* [The task]:
Go through the records, and copy each line in which the string "object" is present.

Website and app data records
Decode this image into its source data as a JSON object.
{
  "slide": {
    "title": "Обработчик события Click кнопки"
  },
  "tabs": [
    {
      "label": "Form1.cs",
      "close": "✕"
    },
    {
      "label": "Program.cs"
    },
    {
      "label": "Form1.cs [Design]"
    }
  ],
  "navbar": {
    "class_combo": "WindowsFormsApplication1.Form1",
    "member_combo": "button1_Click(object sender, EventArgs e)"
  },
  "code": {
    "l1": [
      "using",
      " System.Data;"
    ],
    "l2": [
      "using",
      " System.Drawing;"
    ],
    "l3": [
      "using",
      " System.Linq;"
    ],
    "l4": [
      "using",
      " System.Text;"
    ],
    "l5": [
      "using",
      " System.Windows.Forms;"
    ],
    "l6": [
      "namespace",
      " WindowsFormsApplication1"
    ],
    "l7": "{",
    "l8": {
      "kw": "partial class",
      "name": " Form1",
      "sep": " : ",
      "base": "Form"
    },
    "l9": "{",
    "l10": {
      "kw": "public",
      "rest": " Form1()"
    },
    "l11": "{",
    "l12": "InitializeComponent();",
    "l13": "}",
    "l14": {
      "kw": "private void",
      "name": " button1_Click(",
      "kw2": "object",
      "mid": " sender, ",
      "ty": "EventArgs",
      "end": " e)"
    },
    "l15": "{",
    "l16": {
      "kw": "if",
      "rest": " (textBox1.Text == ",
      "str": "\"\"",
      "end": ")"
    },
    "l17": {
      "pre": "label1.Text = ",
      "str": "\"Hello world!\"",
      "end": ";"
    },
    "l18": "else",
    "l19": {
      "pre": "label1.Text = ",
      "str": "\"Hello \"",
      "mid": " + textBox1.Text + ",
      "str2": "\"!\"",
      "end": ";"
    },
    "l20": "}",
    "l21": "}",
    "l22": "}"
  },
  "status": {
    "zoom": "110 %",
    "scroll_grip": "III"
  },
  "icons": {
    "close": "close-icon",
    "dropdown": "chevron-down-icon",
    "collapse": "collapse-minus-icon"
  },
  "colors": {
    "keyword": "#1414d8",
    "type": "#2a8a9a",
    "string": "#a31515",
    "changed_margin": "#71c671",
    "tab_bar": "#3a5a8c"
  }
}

* [Solution for this task]:
Decode this image into its source data as a JSON object.
    "member_combo": "button1_Click(object sender, EventArgs e)"
      "kw2": "object",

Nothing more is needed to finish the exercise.